After mating, the female bee goes hunting for a new place to build a nesting gallery. Choice locations will be wooden porch rails and balusters, wooden planks and solid wood siding (even "repellent" woods such as cedar). The females handle the workload and excavate a nearly perfectly round hole and gallery that typically follows the wood grain. She then makes a ball of pollen, sticks it into the gallery and deposits an egg before constructing a partition of chewed wood debris and other materials. She then repeats this process until the gallery is furnished with each of her "children" having their own room (but no internet or cable TV). At that point, the females die and so for most of the summer, no activity is seen. The offspring will emerge in the late summer/fall and hang around before finding a sheltered location (like an abandoned gallery) where they pass the winter.
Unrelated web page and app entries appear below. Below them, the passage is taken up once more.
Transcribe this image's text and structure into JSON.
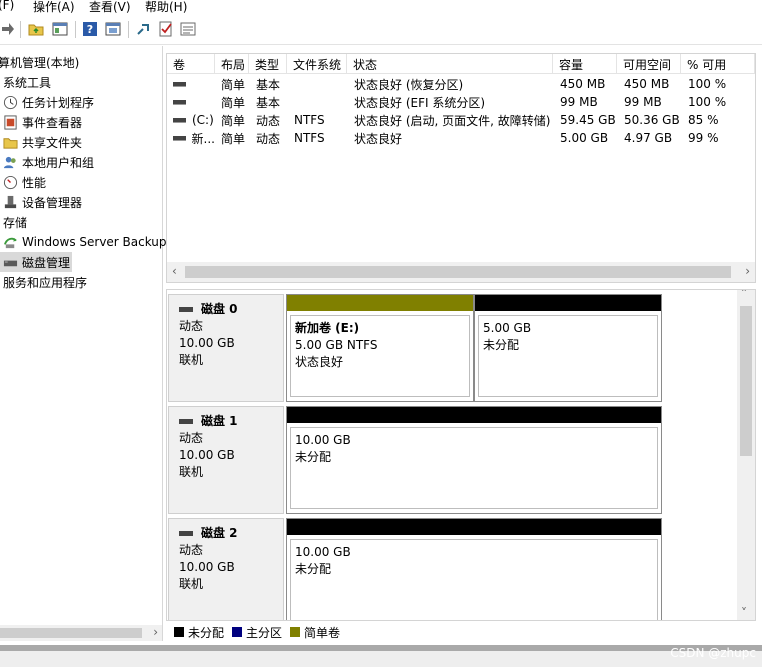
{
  "menu": {
    "file": "(F)",
    "action": "操作(A)",
    "view": "查看(V)",
    "help": "帮助(H)"
  },
  "toolbar": {
    "icons": [
      "forward-icon",
      "up-folder-icon",
      "show-hide-tree-icon",
      "help-icon",
      "console-icon",
      "connect-icon",
      "check-icon",
      "properties-icon"
    ]
  },
  "tree": {
    "root": "算机管理(本地)",
    "system_tools": "系统工具",
    "task_scheduler": "任务计划程序",
    "event_viewer": "事件查看器",
    "shared_folders": "共享文件夹",
    "local_users": "本地用户和组",
    "performance": "性能",
    "device_manager": "设备管理器",
    "storage": "存储",
    "windows_backup": "Windows Server Backup",
    "disk_management": "磁盘管理",
    "services_apps": "服务和应用程序"
  },
  "volume_table": {
    "columns": [
      "卷",
      "布局",
      "类型",
      "文件系统",
      "状态",
      "容量",
      "可用空间",
      "% 可用"
    ],
    "rows": [
      {
        "volume": "",
        "layout": "简单",
        "type": "基本",
        "fs": "",
        "status": "状态良好 (恢复分区)",
        "capacity": "450 MB",
        "free": "450 MB",
        "pct": "100 %"
      },
      {
        "volume": "",
        "layout": "简单",
        "type": "基本",
        "fs": "",
        "status": "状态良好 (EFI 系统分区)",
        "capacity": "99 MB",
        "free": "99 MB",
        "pct": "100 %"
      },
      {
        "volume": "(C:)",
        "layout": "简单",
        "type": "动态",
        "fs": "NTFS",
        "status": "状态良好 (启动, 页面文件, 故障转储)",
        "capacity": "59.45 GB",
        "free": "50.36 GB",
        "pct": "85 %"
      },
      {
        "volume": "新...",
        "layout": "简单",
        "type": "动态",
        "fs": "NTFS",
        "status": "状态良好",
        "capacity": "5.00 GB",
        "free": "4.97 GB",
        "pct": "99 %"
      }
    ]
  },
  "disks": [
    {
      "name": "磁盘 0",
      "kind": "动态",
      "size": "10.00 GB",
      "state": "联机",
      "partitions": [
        {
          "title": "新加卷 (E:)",
          "line1": "5.00 GB NTFS",
          "line2": "状态良好",
          "bar_color": "#808000"
        },
        {
          "title": "",
          "line1": "5.00 GB",
          "line2": "未分配",
          "bar_color": "#000000"
        }
      ]
    },
    {
      "name": "磁盘 1",
      "kind": "动态",
      "size": "10.00 GB",
      "state": "联机",
      "partitions": [
        {
          "title": "",
          "line1": "10.00 GB",
          "line2": "未分配",
          "bar_color": "#000000"
        }
      ]
    },
    {
      "name": "磁盘 2",
      "kind": "动态",
      "size": "10.00 GB",
      "state": "联机",
      "partitions": [
        {
          "title": "",
          "line1": "10.00 GB",
          "line2": "未分配",
          "bar_color": "#000000"
        }
      ]
    }
  ],
  "legend": [
    {
      "label": "未分配",
      "color": "#000000"
    },
    {
      "label": "主分区",
      "color": "#00007f"
    },
    {
      "label": "简单卷",
      "color": "#808000"
    }
  ],
  "watermark": "CSDN @zhupc"
}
We still do not have any pesticides that provide long-term protection of wood for the duration of the bees' activity. It's also difficult economically and from a safety perspective to spray all of the exposed overhead wooden areas to protect them from the bees. We still recommend the tried and true method of dusting individual holes with a pesticide dust (some wettable powder formulations are labeled for this use, too) and then seal the holes (to keep out moisture).
We have information online at: http://insects.ncsu.edu/Urban/carpenterbees.htm
The next significant rainfall in your area will likely trigger termite swarming. The point to remind concerned clients is that termite swarms outdoors are just nature's way of reminding you that termites are out there (and if you're the paranoid type, they're out to get you). Do you need to rush and get your house treated? No, but it is a good idea to get your house inspected if it's been several years since it was last inspected/treated. On the other hand, if termites swarm inside your home, we technically call that "a bad thing" because you likely do have an infestation. Hereto, you shouldn't rush to get your house treated because the more important thing to be a smart consumer and get your house inspected by 2-3 companies and compare what they found and how they recommend treating it. I discourage the "do-it-yourself" approach to termite treatments primarily because most people have little understanding of what it takes to treat the house. Most of the consumer products are intended to kill termites where you find them and not really for an entire home treatment which requires a lot of soil excavation (to the top of your foundation footer or 4-feet depending on which is less). and a lot of liquid (four gallons of diluted product per 10 linear feet per foot of depth to your footer) and that isn't taking into account and drilling of concrete or masonry.
We have information online about termites and protecting your home from termites at: http://insects.ncsu.edu/Urban/wood.htm
Michael Waldvogel, PhD
Extension Assoc. Professor & Specialist, Structural & Industrial Pests
North Carolina State University
Dept. of Entomology, Box 7613, 100 Derieux Place
Raleigh, NC USA 27695-7613
Ph: 919.515.8881 Fax: 919.515.7746 Cell: 919.780-8179